(Task requirements) Line by line, the entries below are to be reproduced unaltered.

(Records from a data collection)
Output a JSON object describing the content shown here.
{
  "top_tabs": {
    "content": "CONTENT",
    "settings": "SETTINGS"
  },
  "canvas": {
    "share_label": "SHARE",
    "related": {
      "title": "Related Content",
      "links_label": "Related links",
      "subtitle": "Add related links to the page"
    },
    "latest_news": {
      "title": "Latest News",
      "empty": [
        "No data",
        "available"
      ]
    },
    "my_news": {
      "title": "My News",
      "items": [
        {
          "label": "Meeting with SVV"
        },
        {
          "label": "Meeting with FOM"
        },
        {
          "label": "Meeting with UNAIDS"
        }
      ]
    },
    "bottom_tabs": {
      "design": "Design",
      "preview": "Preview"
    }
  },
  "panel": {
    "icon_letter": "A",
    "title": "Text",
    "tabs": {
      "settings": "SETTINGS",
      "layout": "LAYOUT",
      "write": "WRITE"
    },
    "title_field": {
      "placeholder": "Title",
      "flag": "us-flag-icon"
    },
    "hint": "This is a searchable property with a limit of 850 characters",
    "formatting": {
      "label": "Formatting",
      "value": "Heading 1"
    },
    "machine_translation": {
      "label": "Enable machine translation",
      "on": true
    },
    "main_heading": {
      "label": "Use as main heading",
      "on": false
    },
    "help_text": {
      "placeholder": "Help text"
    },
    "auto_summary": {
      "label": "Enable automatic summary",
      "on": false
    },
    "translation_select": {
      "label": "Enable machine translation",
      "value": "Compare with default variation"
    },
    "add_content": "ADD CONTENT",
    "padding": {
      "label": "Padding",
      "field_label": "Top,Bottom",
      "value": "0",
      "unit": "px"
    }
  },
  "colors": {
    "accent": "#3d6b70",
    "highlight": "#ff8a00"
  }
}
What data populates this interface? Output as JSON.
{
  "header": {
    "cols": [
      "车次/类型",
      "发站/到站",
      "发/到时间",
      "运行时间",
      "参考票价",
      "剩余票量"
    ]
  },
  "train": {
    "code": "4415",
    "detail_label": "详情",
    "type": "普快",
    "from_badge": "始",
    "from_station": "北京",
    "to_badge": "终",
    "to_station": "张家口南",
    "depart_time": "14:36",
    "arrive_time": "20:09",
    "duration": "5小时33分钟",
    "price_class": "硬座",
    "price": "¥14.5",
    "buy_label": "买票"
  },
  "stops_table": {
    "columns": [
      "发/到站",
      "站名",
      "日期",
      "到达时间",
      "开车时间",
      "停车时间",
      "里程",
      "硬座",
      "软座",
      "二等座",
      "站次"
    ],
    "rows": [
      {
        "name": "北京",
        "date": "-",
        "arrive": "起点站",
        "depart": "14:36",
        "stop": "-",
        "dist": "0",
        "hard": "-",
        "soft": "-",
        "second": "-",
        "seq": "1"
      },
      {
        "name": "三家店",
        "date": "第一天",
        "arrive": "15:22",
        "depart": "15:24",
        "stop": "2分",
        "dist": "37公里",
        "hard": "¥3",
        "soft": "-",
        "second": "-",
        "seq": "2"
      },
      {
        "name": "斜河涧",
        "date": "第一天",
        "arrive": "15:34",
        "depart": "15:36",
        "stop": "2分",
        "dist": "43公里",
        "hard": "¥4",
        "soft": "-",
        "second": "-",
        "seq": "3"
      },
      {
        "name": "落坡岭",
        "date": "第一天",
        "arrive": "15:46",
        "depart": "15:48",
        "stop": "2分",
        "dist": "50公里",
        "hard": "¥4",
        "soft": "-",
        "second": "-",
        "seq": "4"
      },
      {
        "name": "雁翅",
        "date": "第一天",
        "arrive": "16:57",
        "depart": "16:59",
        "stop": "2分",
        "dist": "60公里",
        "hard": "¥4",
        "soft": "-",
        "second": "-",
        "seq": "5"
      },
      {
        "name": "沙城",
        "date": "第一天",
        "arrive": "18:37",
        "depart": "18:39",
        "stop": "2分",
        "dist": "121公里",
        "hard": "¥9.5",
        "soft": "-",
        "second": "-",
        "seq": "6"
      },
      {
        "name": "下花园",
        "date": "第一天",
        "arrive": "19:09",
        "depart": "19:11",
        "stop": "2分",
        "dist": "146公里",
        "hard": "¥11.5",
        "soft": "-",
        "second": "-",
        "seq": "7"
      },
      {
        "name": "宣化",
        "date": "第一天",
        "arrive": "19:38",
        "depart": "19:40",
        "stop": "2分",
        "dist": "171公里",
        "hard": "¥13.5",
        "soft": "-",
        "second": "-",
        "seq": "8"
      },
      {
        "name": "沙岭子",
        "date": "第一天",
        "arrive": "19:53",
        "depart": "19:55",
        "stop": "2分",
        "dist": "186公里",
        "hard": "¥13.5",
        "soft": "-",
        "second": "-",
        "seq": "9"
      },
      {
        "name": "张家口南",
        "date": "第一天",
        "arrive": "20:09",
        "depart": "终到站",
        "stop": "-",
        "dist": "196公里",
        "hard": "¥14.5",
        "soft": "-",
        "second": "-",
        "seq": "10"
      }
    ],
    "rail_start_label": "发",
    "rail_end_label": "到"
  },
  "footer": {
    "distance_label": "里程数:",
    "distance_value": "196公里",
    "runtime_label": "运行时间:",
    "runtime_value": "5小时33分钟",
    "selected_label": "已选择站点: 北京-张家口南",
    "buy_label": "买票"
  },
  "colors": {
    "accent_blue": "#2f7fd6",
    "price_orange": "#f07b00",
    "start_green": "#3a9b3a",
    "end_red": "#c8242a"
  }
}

(Solution)
Output a JSON object describing the content shown here.
{
  "top_tabs": {
    "content": "CONTENT",
    "settings": "SETTINGS"
  },
  "canvas": {
    "share_label": "SHARE",
    "related": {
      "title": "Related Content",
      "links_label": "Related links",
      "subtitle": "Add related links to the page"
    },
    "latest_news": {
      "title": "Latest News",
      "empty": [
        "No data",
        "available"
      ]
    },
    "my_news": {
      "title": "My News",
      "items": [
        {
          "label": "Meeting with SVV"
        },
        {
          "label": "Meeting with FOM"
        },
        {
          "label": "Meeting with UNAIDS"
        }
      ]
    },
    "bottom_tabs": {
      "design": "Design",
      "preview": "Preview"
    }
  },
  "panel": {
    "icon_letter": "A",
    "title": "Text",
    "tabs": {
      "settings": "SETTINGS",
      "layout": "LAYOUT",
      "write": "WRITE"
    },
    "title_field": {
      "placeholder": "Title",
      "flag": "us-flag-icon"
    },
    "hint": "This is a searchable property with a limit of 850 characters",
    "formatting": {
      "label": "Formatting",
      "value": "Heading 1"
    },
    "machine_translation": {
      "label": "Enable machine translation",
      "on": true
    },
    "main_heading": {
      "label": "Use as main heading",
      "on": false
    },
    "help_text": {
      "placeholder": "Help text"
    },
    "auto_summary": {
      "label": "Enable automatic summary",
      "on": false
    },
    "translation_select": {
      "label": "Enable machine translation",
      "value": "Compare with default variation"
    },
    "add_content": "ADD CONTENT",
    "padding": {
      "label": "Padding",
      "field_label": "Top,Bottom",
      "value": "0",
      "unit": "px"
    }
  },
  "colors": {
    "accent": "#3d6b70",
    "highlight": "#ff8a00"
  }
}
What data populates this interface? Output as JSON.
{
  "header": {
    "cols": [
      "车次/类型",
      "发站/到站",
      "发/到时间",
      "运行时间",
      "参考票价",
      "剩余票量"
    ]
  },
  "train": {
    "code": "4415",
    "detail_label": "详情",
    "type": "普快",
    "from_badge": "始",
    "from_station": "北京",
    "to_badge": "终",
    "to_station": "张家口南",
    "depart_time": "14:36",
    "arrive_time": "20:09",
    "duration": "5小时33分钟",
    "price_class": "硬座",
    "price": "¥14.5",
    "buy_label": "买票"
  },
  "stops_table": {
    "columns": [
      "发/到站",
      "站名",
      "日期",
      "到达时间",
      "开车时间",
      "停车时间",
      "里程",
      "硬座",
      "软座",
      "二等座",
      "站次"
    ],
    "rows": [
      {
        "name": "北京",
        "date": "-",
        "arrive": "起点站",
        "depart": "14:36",
        "stop": "-",
        "dist": "0",
        "hard": "-",
        "soft": "-",
        "second": "-",
        "seq": "1"
      },
      {
        "name": "三家店",
        "date": "第一天",
        "arrive": "15:22",
        "depart": "15:24",
        "stop": "2分",
        "dist": "37公里",
        "hard": "¥3",
        "soft": "-",
        "second": "-",
        "seq": "2"
      },
      {
        "name": "斜河涧",
        "date": "第一天",
        "arrive": "15:34",
        "depart": "15:36",
        "stop": "2分",
        "dist": "43公里",
        "hard": "¥4",
        "soft": "-",
        "second": "-",
        "seq": "3"
      },
      {
        "name": "落坡岭",
        "date": "第一天",
        "arrive": "15:46",
        "depart": "15:48",
        "stop": "2分",
        "dist": "50公里",
        "hard": "¥4",
        "soft": "-",
        "second": "-",
        "seq": "4"
      },
      {
        "name": "雁翅",
        "date": "第一天",
        "arrive": "16:57",
        "depart": "16:59",
        "stop": "2分",
        "dist": "60公里",
        "hard": "¥4",
        "soft": "-",
        "second": "-",
        "seq": "5"
      },
      {
        "name": "沙城",
        "date": "第一天",
        "arrive": "18:37",
        "depart": "18:39",
        "stop": "2分",
        "dist": "121公里",
        "hard": "¥9.5",
        "soft": "-",
        "second": "-",
        "seq": "6"
      },
      {
        "name": "下花园",
        "date": "第一天",
        "arrive": "19:09",
        "depart": "19:11",
        "stop": "2分",
        "dist": "146公里",
        "hard": "¥11.5",
        "soft": "-",
        "second": "-",
        "seq": "7"
      },
      {
        "name": "宣化",
        "date": "第一天",
        "arrive": "19:38",
        "depart": "19:40",
        "stop": "2分",
        "dist": "171公里",
        "hard": "¥13.5",
        "soft": "-",
        "second": "-",
        "seq": "8"
      },
      {
        "name": "沙岭子",
        "date": "第一天",
        "arrive": "19:53",
        "depart": "19:55",
        "stop": "2分",
        "dist": "186公里",
        "hard": "¥13.5",
        "soft": "-",
        "second": "-",
        "seq": "9"
      },
      {
        "name": "张家口南",
        "date": "第一天",
        "arrive": "20:09",
        "depart": "终到站",
        "stop": "-",
        "dist": "196公里",
        "hard": "¥14.5",
        "soft": "-",
        "second": "-",
        "seq": "10"
      }
    ],
    "rail_start_label": "发",
    "rail_end_label": "到"
  },
  "footer": {
    "distance_label": "里程数:",
    "distance_value": "196公里",
    "runtime_label": "运行时间:",
    "runtime_value": "5小时33分钟",
    "selected_label": "已选择站点: 北京-张家口南",
    "buy_label": "买票"
  },
  "colors": {
    "accent_blue": "#2f7fd6",
    "price_orange": "#f07b00",
    "start_green": "#3a9b3a",
    "end_red": "#c8242a"
  }
}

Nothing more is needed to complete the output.